(App and web page records)
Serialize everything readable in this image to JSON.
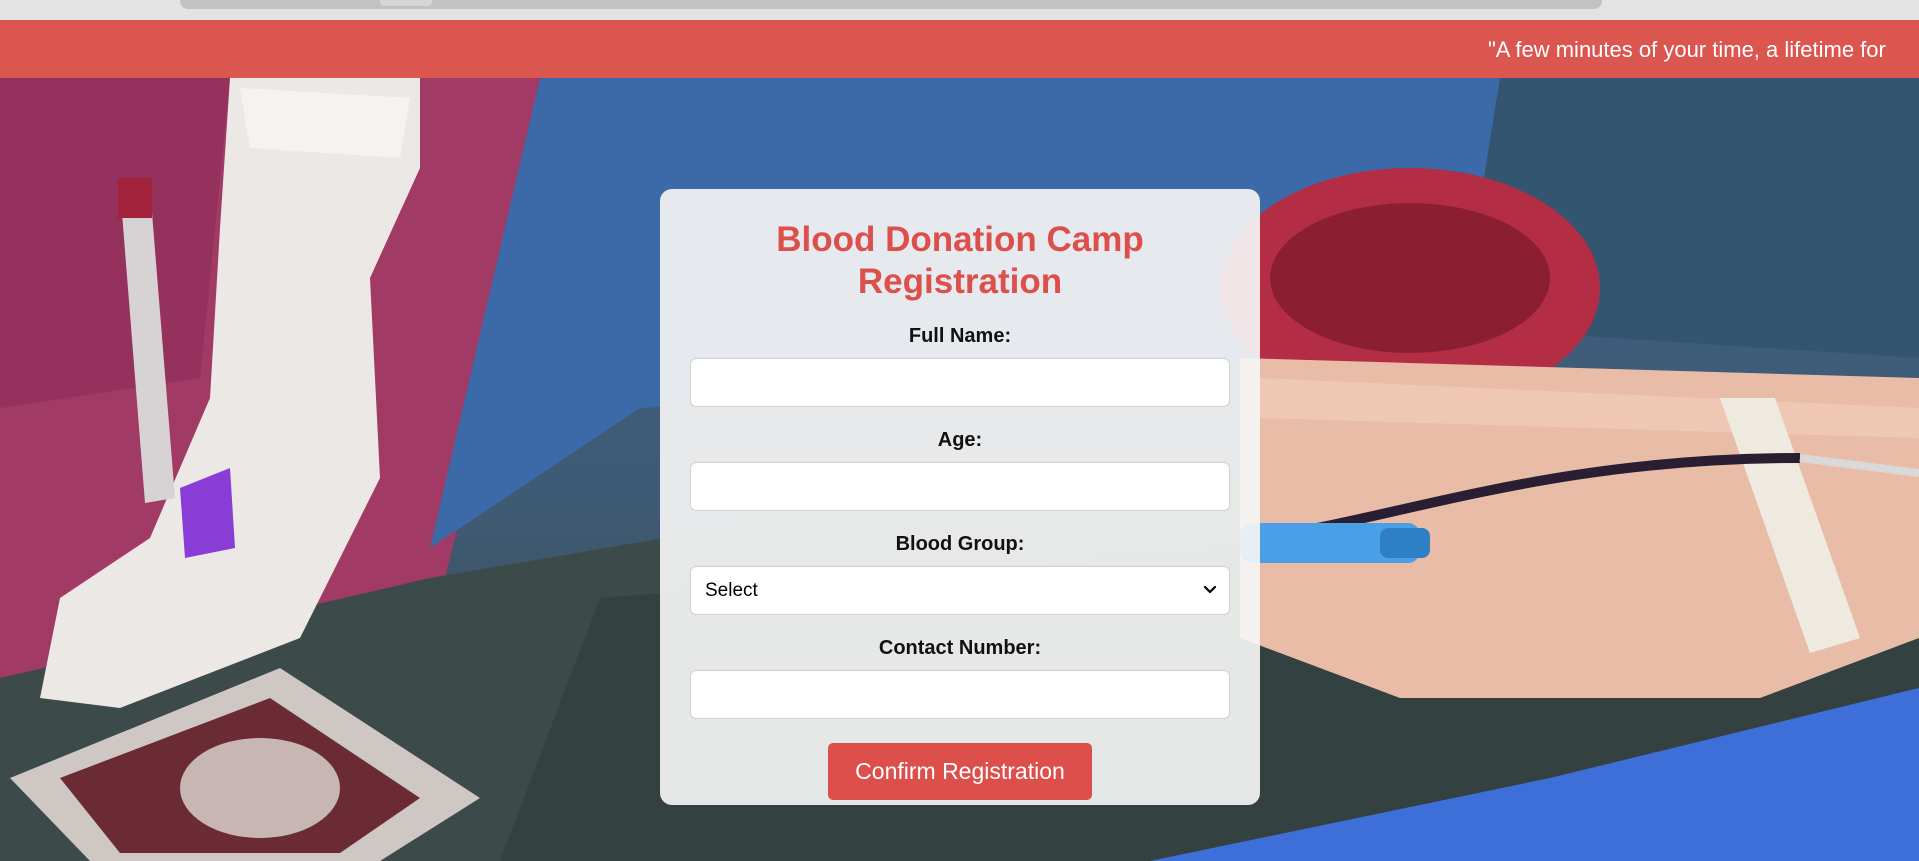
{
  "banner": {
    "text": "\"A few minutes of your time, a lifetime for"
  },
  "form": {
    "title": "Blood Donation Camp Registration",
    "fields": [
      {
        "label": "Full Name:",
        "value": ""
      },
      {
        "label": "Age:",
        "value": ""
      },
      {
        "label": "Blood Group:",
        "value": "Select"
      },
      {
        "label": "Contact Number:",
        "value": ""
      }
    ],
    "submit_label": "Confirm Registration"
  },
  "colors": {
    "accent": "#dc4f4b",
    "banner": "#dc5650"
  },
  "icons": {
    "select_arrow": "chevron-down-icon"
  }
}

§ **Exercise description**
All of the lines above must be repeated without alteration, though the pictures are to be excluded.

§ **Your response**
Serialize everything readable in this image to JSON.
{
  "banner": {
    "text": "\"A few minutes of your time, a lifetime for"
  },
  "form": {
    "title": "Blood Donation Camp Registration",
    "fields": [
      {
        "label": "Full Name:",
        "value": ""
      },
      {
        "label": "Age:",
        "value": ""
      },
      {
        "label": "Blood Group:",
        "value": "Select"
      },
      {
        "label": "Contact Number:",
        "value": ""
      }
    ],
    "submit_label": "Confirm Registration"
  },
  "colors": {
    "accent": "#dc4f4b",
    "banner": "#dc5650"
  },
  "icons": {
    "select_arrow": "chevron-down-icon"
  }
}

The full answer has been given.